36. In 2001, concealed it from friends to whom she had confided secrets on previous occasions.
37. In 2001, concealed it from her best friend -- despite having an intimate, longstanding, loyal relationship of support through her times of gravest mental illness.
38. In 2001, concealed it from her husband -- despite the nature of spiritual simpatico.
39. In 2001, concealed it from her pediatrician -- despite the doctor's role in assessing child development.
40. In 2001, concealed it from her gynecologist -- despite having been educated about post partum depression.
41. Stated she knew others in the Yates home would have stopped her from killing the children.
42. Recognized her therapist would act to protect the children and refer her to Child Protective Services and remove the children from the home.
43. Recognized her psychiatrist would hospitalize her if she told him.

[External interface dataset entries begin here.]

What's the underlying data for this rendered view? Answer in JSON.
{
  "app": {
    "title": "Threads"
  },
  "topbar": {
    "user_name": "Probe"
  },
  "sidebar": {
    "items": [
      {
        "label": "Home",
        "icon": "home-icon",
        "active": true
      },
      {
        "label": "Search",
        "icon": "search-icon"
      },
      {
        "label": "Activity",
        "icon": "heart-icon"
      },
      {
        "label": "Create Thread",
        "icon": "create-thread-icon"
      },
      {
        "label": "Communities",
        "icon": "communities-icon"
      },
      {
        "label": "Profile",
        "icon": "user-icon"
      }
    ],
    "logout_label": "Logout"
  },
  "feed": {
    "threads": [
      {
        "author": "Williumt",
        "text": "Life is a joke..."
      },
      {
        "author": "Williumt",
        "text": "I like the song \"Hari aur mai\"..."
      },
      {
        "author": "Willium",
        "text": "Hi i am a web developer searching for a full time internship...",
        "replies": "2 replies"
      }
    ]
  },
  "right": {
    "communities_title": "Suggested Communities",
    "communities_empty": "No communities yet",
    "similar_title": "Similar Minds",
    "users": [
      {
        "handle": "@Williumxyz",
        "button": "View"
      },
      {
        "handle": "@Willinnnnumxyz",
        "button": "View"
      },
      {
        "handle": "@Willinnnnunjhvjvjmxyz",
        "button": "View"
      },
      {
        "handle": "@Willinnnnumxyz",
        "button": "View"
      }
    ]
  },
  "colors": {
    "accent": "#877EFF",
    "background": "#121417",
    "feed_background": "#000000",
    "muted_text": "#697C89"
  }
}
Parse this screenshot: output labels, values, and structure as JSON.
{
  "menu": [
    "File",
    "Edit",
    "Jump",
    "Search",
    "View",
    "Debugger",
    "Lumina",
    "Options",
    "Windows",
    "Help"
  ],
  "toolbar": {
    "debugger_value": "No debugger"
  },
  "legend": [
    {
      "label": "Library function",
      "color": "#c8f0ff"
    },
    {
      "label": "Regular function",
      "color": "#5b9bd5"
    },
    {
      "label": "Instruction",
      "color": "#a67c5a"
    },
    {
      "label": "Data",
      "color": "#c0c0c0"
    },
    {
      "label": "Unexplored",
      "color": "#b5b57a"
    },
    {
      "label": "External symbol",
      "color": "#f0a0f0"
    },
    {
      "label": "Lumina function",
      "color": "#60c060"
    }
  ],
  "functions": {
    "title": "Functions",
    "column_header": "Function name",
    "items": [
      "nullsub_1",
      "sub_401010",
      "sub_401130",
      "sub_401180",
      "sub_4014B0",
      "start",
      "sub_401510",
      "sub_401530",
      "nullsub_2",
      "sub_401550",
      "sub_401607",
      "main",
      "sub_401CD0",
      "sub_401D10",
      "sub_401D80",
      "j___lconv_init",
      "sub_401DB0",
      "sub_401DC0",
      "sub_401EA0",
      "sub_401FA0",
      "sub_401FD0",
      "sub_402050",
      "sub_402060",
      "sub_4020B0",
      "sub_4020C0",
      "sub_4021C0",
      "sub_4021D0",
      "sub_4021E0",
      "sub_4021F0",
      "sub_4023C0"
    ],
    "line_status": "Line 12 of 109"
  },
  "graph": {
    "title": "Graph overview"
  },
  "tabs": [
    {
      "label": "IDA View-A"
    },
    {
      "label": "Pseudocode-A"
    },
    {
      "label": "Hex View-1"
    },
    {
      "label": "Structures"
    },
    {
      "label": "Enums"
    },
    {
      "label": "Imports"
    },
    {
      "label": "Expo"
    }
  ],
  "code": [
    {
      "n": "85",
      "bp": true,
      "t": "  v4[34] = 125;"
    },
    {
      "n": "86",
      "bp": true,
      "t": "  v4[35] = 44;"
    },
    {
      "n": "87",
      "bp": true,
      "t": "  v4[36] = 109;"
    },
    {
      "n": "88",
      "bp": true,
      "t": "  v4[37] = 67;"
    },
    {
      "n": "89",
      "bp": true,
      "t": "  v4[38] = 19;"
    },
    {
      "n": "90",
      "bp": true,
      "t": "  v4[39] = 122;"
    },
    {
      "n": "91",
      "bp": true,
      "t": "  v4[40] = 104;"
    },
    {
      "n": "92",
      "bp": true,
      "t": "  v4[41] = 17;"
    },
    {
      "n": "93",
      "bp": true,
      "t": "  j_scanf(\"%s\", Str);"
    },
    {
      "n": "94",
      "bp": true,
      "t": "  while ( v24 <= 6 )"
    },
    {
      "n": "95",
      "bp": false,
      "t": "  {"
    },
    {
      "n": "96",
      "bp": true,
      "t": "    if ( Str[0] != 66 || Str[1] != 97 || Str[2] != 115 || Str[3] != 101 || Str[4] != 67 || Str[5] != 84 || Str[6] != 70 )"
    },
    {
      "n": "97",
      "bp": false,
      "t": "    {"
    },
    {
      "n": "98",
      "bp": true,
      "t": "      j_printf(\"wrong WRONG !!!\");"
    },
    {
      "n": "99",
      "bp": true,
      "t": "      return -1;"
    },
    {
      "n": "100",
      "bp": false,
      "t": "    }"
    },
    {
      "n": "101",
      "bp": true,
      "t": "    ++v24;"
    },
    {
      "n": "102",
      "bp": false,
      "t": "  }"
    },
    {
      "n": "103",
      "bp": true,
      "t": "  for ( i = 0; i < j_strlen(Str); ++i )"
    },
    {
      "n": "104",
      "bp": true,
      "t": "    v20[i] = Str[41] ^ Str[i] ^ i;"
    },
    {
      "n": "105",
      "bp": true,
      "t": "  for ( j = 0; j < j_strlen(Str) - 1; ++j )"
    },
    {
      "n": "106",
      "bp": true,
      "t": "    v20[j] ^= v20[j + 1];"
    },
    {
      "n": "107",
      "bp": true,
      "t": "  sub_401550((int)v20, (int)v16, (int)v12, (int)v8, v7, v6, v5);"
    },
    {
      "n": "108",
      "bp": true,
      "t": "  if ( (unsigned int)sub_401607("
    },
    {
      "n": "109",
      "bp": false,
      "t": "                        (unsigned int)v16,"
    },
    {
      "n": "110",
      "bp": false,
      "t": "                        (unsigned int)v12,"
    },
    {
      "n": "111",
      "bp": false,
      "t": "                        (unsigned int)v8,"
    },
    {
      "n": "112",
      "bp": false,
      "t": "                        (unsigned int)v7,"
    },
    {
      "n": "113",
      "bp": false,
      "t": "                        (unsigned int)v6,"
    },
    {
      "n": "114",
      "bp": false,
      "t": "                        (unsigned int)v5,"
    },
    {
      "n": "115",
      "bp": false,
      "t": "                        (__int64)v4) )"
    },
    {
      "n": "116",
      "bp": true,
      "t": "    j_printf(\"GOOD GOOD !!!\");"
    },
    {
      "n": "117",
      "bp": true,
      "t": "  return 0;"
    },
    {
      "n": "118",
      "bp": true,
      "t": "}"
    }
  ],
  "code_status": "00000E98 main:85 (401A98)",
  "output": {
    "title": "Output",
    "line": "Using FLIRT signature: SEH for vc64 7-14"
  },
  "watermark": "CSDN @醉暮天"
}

44. Obscured the motives behind her actions to the Devereaux Hospital staff when she was questioned about filling the bathtub.
45. Restrained herself from acting on previous visions because she felt at the time that it was wrong to kill her children.
46. Knew Rusty would have stopped her from drowning the children.
47. Describes having to actively keep her feelings in check at the time of the crime.
48. Anticipated divorce in immediate aftermath.
49. Her reaction to decrease the children's resistance by removing the bathmat demonstrates awareness that the children believed it to be wrong as well.
50. Raised the issue of Satan for the first time when she was coming to terms with what happened.
51. Her feeling that Mary, because she was a girl, was more disposable than the other children who could have been saved.
52. Knew Rusty would be "unhappy" when he learned of what had happened.
53. Did not want mother-in-law Dora to see what she had done.
54. Minimized the significance of the killings when she called Rusty -- said that they were "hurt."
55. Not surprised to see Rusty and Dora distraught.
56. Actively avoided Rusty despite having called him back to the house.
57. Ambivalence at the time of the crime.
58. Said she possibly would have done it another day, meaning she knew she did not have to.
59. Said she would probably not have done it if mother-in-law Dora had been there.
60. Did not bring up her intentions to Rusty, as they together cared for children that morning.
61. Restraint when lacked opportunity to act because she knew someone would stop her.
62. Restrained herself for 1-2 months "because I wasn't ready yet."
63. Restrained herself from acting even when she hallucinated.
64. Restrained herself even when she felt she was tormented by Satan.
65. Restrained herself even when the children were at their most upsetting.
66. Restrained herself through any impulse to "get a knife."
67. Restrained herself from telling anyone even when she was being treated.
68. Not surprised to hear a radio talk show host express outrage over her actions.